The agency downgraded Agile's long-term corporate credit rating to BB-minus from BB with a negative outlook earlier this month after Chen was put under house arrest at the end of last month and the company had to scale down a HK$2.8 billion rights issue.
The firm has appointed Chen's wife, Fion Luk Sin-fong, and youngest brother, Chan Cheuk-yin, as acting co-chairmen and co-presidents and sped up asset disposals and property sales.
Agile said lenders including Hang Seng Bank, HSBC, BNP Paribas, Standard Chartered and China Construction Bank had also agreed to amend certain clauses in a 36-month HK$2.6 billion loan facility, announced in June this year with a green shoe option of HK$3 billion, so that it would no longer be a default event if either Luk or Chan - or both - replaced Chen as chairman or co-chairmen, within 15 business days of him ceasing to act as company chairman.
Late last night in stock exchange filings, Agile announced it would go ahead with the HK$1.6 billion rights issue. It will be underwritten by Top Coast Investment, the trustees of the Chen family's trust.
"With the full support from the banks, the group will push forward its core business development to generate attractive returns to shareholders and to provide customers with products of the best quality," Luk said.
Agile has been caught up in President Xi Jinping's widening crackdown on corruption. The firm has been unable to contact Huang Fengchao, an executive director in charge of projects in Yunnan and Hainan provinces. It has denied reports that it assisted in money laundering and that the mainland's former security tsar Zhou Yongkang had a close relationship with Chan.
Agile's shares closed up 2 per cent at HK$4.17 yesterday, while China Vanke shares lost 3 per cent to HK$13.98 after the mainland's biggest developer by sales reported slower growth in net profits in the third quarter than in the first half.
Agile said it would soon launch new projects in cities including Shanghai, Guangzhou, Xian, in Shaanxi province, and Wuxi, Nantong and Zhenjiang in Jiangsu province.
The developer's contracted sales rose 12 per cent to 28.6 billion yuan (HK$36.2 billion) in the first nine months of the year, with the average selling price down 20 per cent during the period.

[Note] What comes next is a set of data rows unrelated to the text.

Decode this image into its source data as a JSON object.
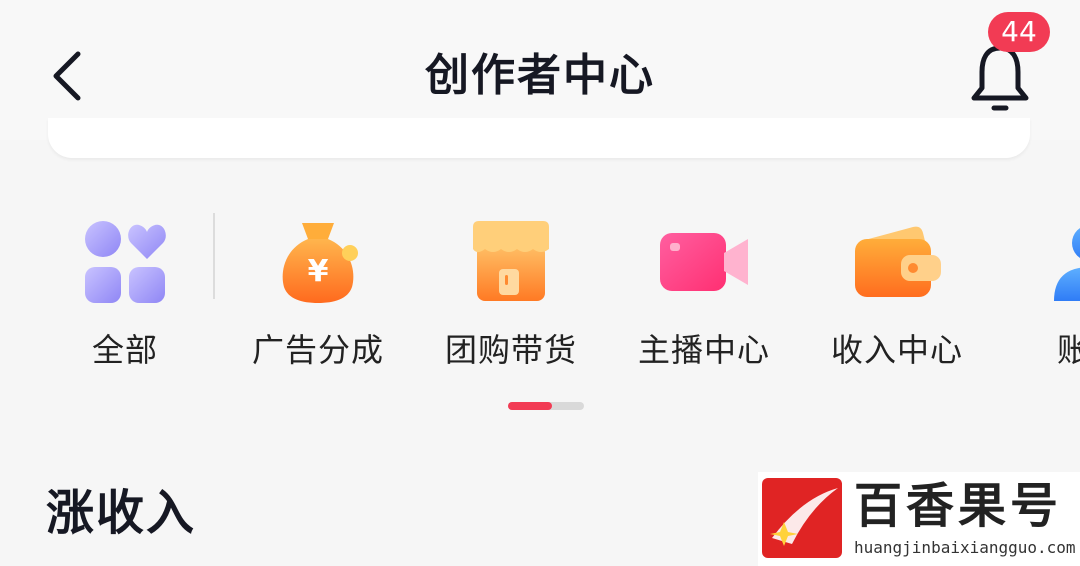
{
  "header": {
    "title": "创作者中心",
    "notification_count": "44"
  },
  "tools": [
    {
      "label": "全部",
      "icon": "grid-heart-icon"
    },
    {
      "label": "广告分成",
      "icon": "money-bag-icon"
    },
    {
      "label": "团购带货",
      "icon": "shop-icon"
    },
    {
      "label": "主播中心",
      "icon": "video-camera-icon"
    },
    {
      "label": "收入中心",
      "icon": "wallet-icon"
    },
    {
      "label": "账号",
      "icon": "user-icon"
    }
  ],
  "pager": {
    "active_fraction": 0.58
  },
  "section": {
    "title": "涨收入"
  },
  "watermark": {
    "text": "百香果号",
    "url": "huangjinbaixiangguo.com"
  },
  "colors": {
    "accent": "#f23b54",
    "background": "#f6f6f6"
  }
}
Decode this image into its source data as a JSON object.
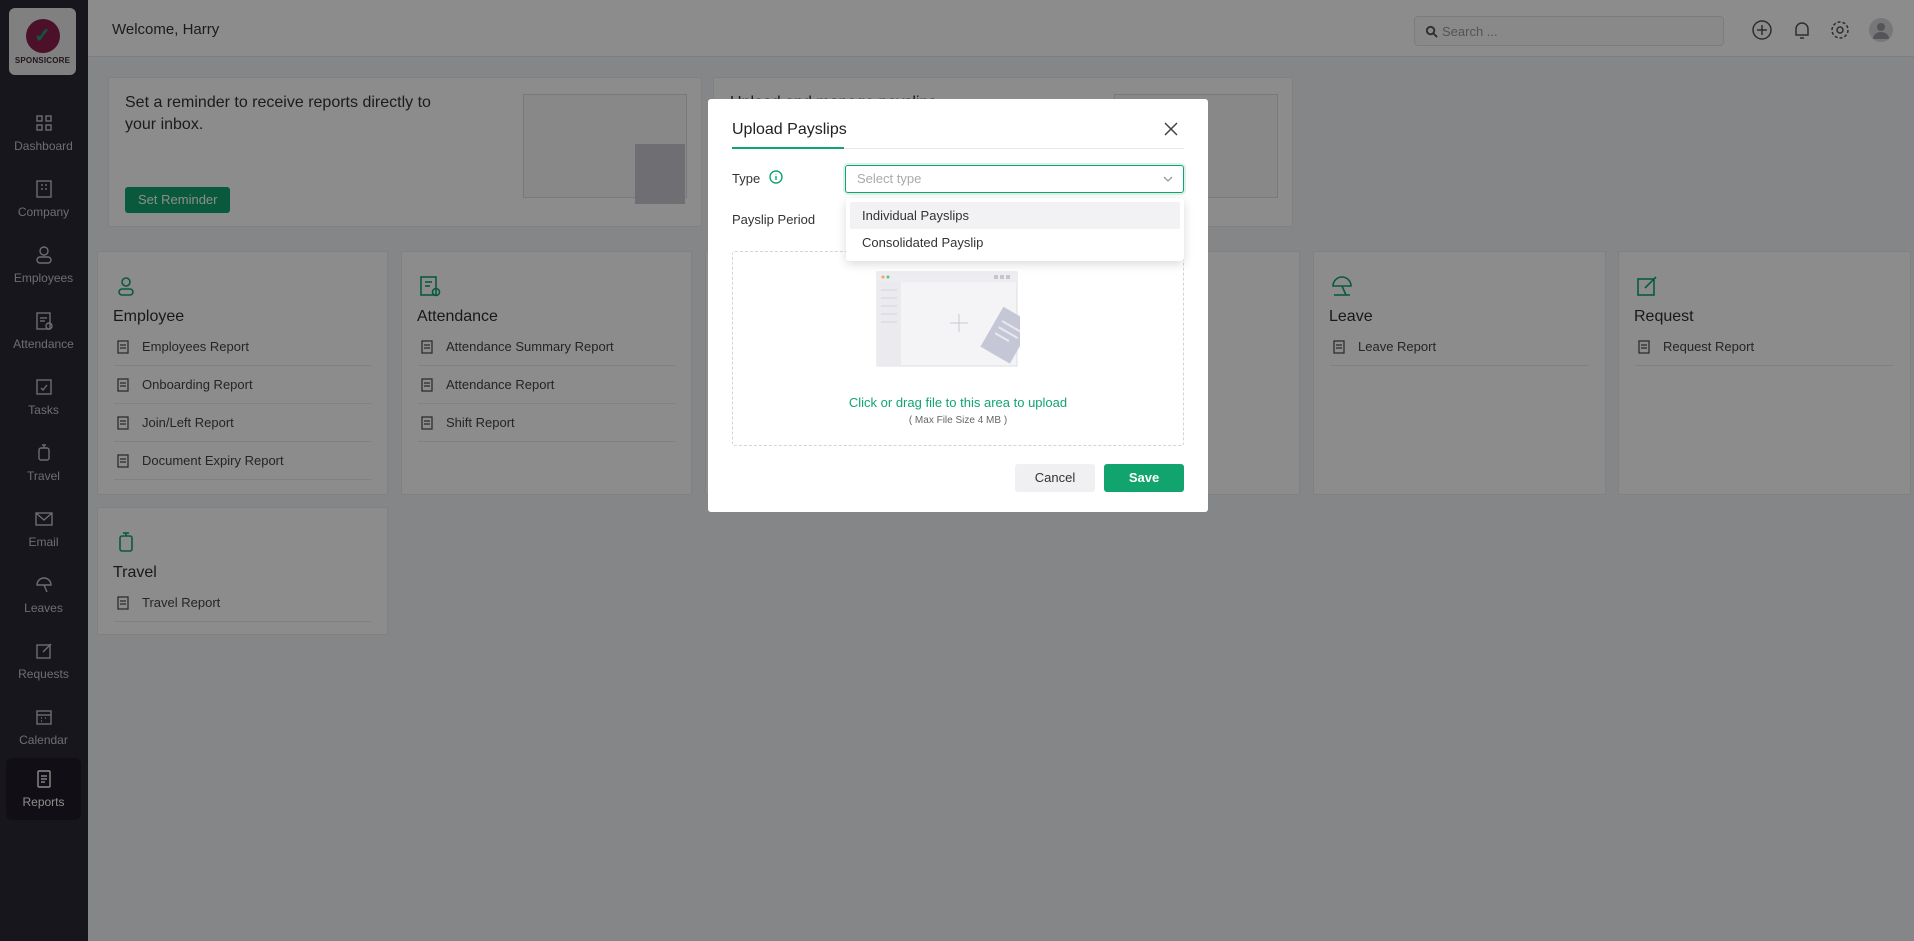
{
  "brand": {
    "logo_text": "SPONSICORE",
    "accent": "#12a46f",
    "logo_color": "#8a2049"
  },
  "sidebar": {
    "items": [
      {
        "label": "Dashboard",
        "icon": "grid-icon"
      },
      {
        "label": "Company",
        "icon": "building-icon"
      },
      {
        "label": "Employees",
        "icon": "user-icon"
      },
      {
        "label": "Attendance",
        "icon": "clipboard-check-icon"
      },
      {
        "label": "Tasks",
        "icon": "task-icon"
      },
      {
        "label": "Travel",
        "icon": "luggage-icon"
      },
      {
        "label": "Email",
        "icon": "mail-icon"
      },
      {
        "label": "Leaves",
        "icon": "umbrella-icon"
      },
      {
        "label": "Requests",
        "icon": "edit-icon"
      },
      {
        "label": "Calendar",
        "icon": "calendar-icon"
      },
      {
        "label": "Reports",
        "icon": "report-icon",
        "active": true
      }
    ]
  },
  "header": {
    "welcome": "Welcome, Harry",
    "search_placeholder": "Search ..."
  },
  "banners": [
    {
      "text": "Set a reminder to receive reports directly to your inbox.",
      "button": "Set Reminder"
    },
    {
      "text": "Upload and manage payslips"
    }
  ],
  "cards": [
    {
      "title": "Employee",
      "rows": [
        "Employees Report",
        "Onboarding Report",
        "Join/Left Report",
        "Document Expiry Report"
      ]
    },
    {
      "title": "Attendance",
      "rows": [
        "Attendance Summary Report",
        "Attendance Report",
        "Shift Report"
      ]
    },
    {
      "title": "Leave",
      "rows": [
        "Leave Report"
      ]
    },
    {
      "title": "Request",
      "rows": [
        "Request Report"
      ]
    },
    {
      "title": "Travel",
      "rows": [
        "Travel Report"
      ]
    }
  ],
  "modal": {
    "title": "Upload Payslips",
    "type_label": "Type",
    "type_placeholder": "Select type",
    "period_label": "Payslip Period",
    "options": [
      "Individual Payslips",
      "Consolidated Payslip"
    ],
    "upload_text": "Click or drag file to this area to upload",
    "upload_sub": "( Max File Size 4 MB )",
    "cancel": "Cancel",
    "save": "Save"
  }
}
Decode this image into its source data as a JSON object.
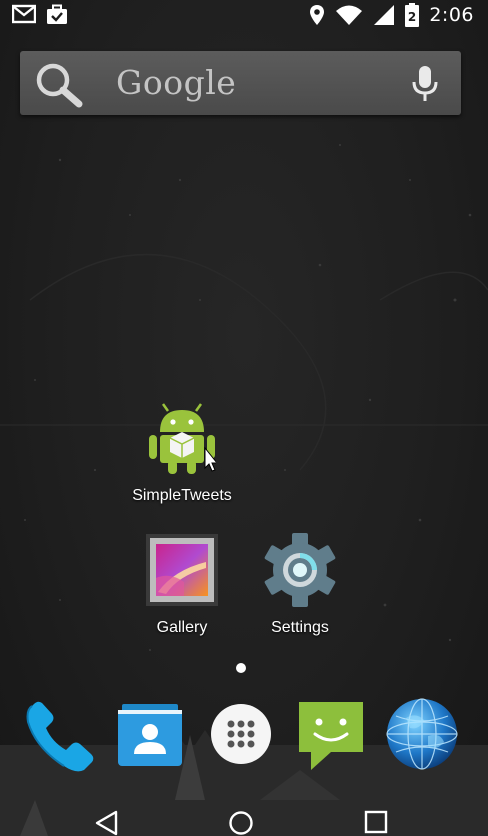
{
  "status_bar": {
    "time": "2:06",
    "left_icons": [
      "gmail-icon",
      "briefcase-check-icon"
    ],
    "right_icons": [
      "location-pin-icon",
      "wifi-icon",
      "signal-icon",
      "battery-icon"
    ]
  },
  "search": {
    "label": "Google",
    "search_icon": "search-icon",
    "voice_icon": "mic-icon"
  },
  "home_apps": [
    {
      "label": "SimpleTweets",
      "icon": "android-robot-icon"
    },
    {
      "label": "Gallery",
      "icon": "gallery-icon"
    },
    {
      "label": "Settings",
      "icon": "gear-icon"
    }
  ],
  "dock": [
    {
      "name": "Phone",
      "icon": "phone-icon"
    },
    {
      "name": "Contacts",
      "icon": "contacts-icon"
    },
    {
      "name": "All apps",
      "icon": "app-drawer-icon"
    },
    {
      "name": "Messaging",
      "icon": "messaging-icon"
    },
    {
      "name": "Browser",
      "icon": "globe-icon"
    }
  ],
  "nav_bar": [
    "back-icon",
    "home-icon",
    "recents-icon"
  ],
  "colors": {
    "android_green": "#9ac33c",
    "phone_blue": "#1aa6e5",
    "contacts_blue": "#2d9be0",
    "messaging_green": "#8dbf3c",
    "settings_gray": "#607d8b",
    "settings_accent": "#80deea"
  }
}
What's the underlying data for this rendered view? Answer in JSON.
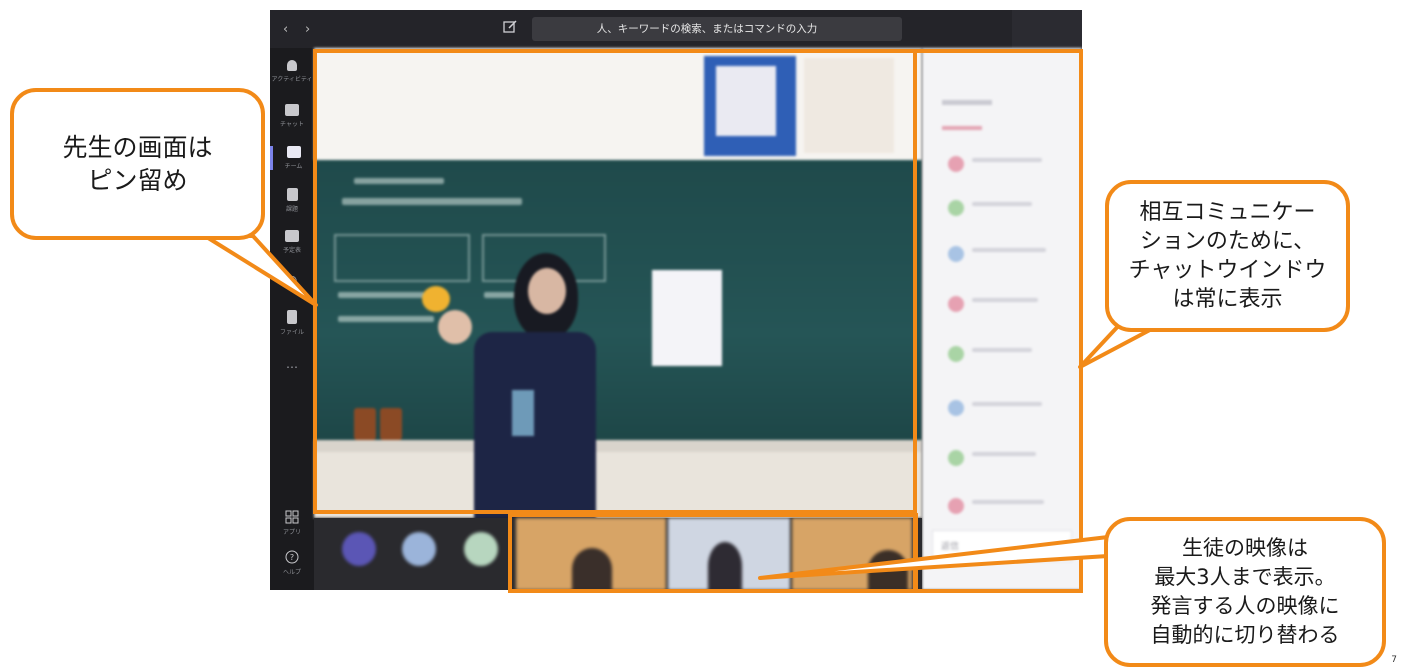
{
  "topbar": {
    "back_icon": "chevron-left-icon",
    "forward_icon": "chevron-right-icon",
    "search_placeholder": "人、キーワードの検索、またはコマンドの入力"
  },
  "app_rail": {
    "items": [
      {
        "icon": "bell-icon",
        "label": "アクティビティ"
      },
      {
        "icon": "chat-icon",
        "label": "チャット"
      },
      {
        "icon": "teams-icon",
        "label": "チーム"
      },
      {
        "icon": "assignments-icon",
        "label": "課題"
      },
      {
        "icon": "calendar-icon",
        "label": "予定表"
      },
      {
        "icon": "phone-icon",
        "label": ""
      },
      {
        "icon": "files-icon",
        "label": "ファイル"
      },
      {
        "icon": "more-icon",
        "label": ""
      }
    ],
    "apps_label": "アプリ",
    "help_label": "ヘルプ"
  },
  "chat_panel": {
    "reply_label": "返信"
  },
  "callouts": {
    "pinned": [
      "先生の画面は",
      "ピン留め"
    ],
    "chat": [
      "相互コミュニケー",
      "ションのために、",
      "チャットウインドウ",
      "は常に表示"
    ],
    "students": [
      "生徒の映像は",
      "最大3人まで表示。",
      "発言する人の映像に",
      "自動的に切り替わる"
    ]
  },
  "colors": {
    "accent_orange": "#f28a18",
    "teams_rail": "#1b1b1e",
    "teams_active": "#7b83eb"
  },
  "page_number": "7"
}
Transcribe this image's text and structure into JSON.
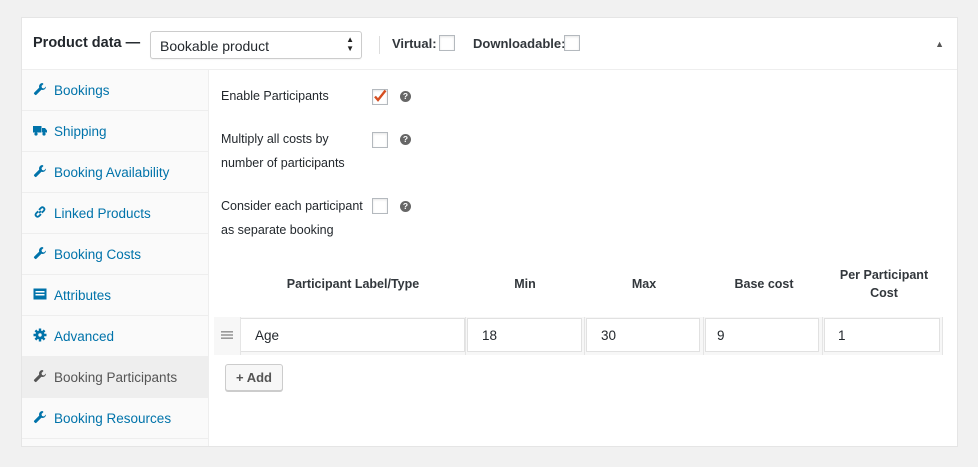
{
  "header": {
    "title": "Product data —",
    "product_type": "Bookable product",
    "virtual_label": "Virtual:",
    "downloadable_label": "Downloadable:",
    "toggle_icon": "triangle-up-icon"
  },
  "sidebar": {
    "items": [
      {
        "label": "Bookings",
        "icon": "wrench-icon",
        "active": false
      },
      {
        "label": "Shipping",
        "icon": "truck-icon",
        "active": false
      },
      {
        "label": "Booking Availability",
        "icon": "wrench-icon",
        "active": false
      },
      {
        "label": "Linked Products",
        "icon": "link-icon",
        "active": false
      },
      {
        "label": "Booking Costs",
        "icon": "wrench-icon",
        "active": false
      },
      {
        "label": "Attributes",
        "icon": "list-icon",
        "active": false
      },
      {
        "label": "Advanced",
        "icon": "gear-icon",
        "active": false
      },
      {
        "label": "Booking Participants",
        "icon": "wrench-icon",
        "active": true
      },
      {
        "label": "Booking Resources",
        "icon": "wrench-icon",
        "active": false
      }
    ]
  },
  "main": {
    "enable_participants": {
      "label": "Enable Participants",
      "checked": true
    },
    "multiply_costs": {
      "label_line1": "Multiply all costs by",
      "label_line2": "number of participants",
      "checked": false
    },
    "consider_each": {
      "label_line1": "Consider each participant",
      "label_line2": "as separate booking",
      "checked": false
    },
    "help_glyph": "?",
    "table": {
      "headers": {
        "label_type": "Participant Label/Type",
        "min": "Min",
        "max": "Max",
        "base_cost": "Base cost",
        "per_participant_line1": "Per Participant",
        "per_participant_line2": "Cost"
      },
      "rows": [
        {
          "label": "Age",
          "min": "18",
          "max": "30",
          "base_cost": "9",
          "per_participant_cost": "1"
        }
      ]
    },
    "add_button": "+ Add"
  },
  "colors": {
    "link": "#0073aa",
    "checkmark": "#d54e21",
    "active_item_bg": "#eeeeee"
  }
}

Edison Bian, chief China property analyst at UOB Kay Hian, said: "Agile's new co-chairs have shown great capabilities in taking the large developer through the most difficult time."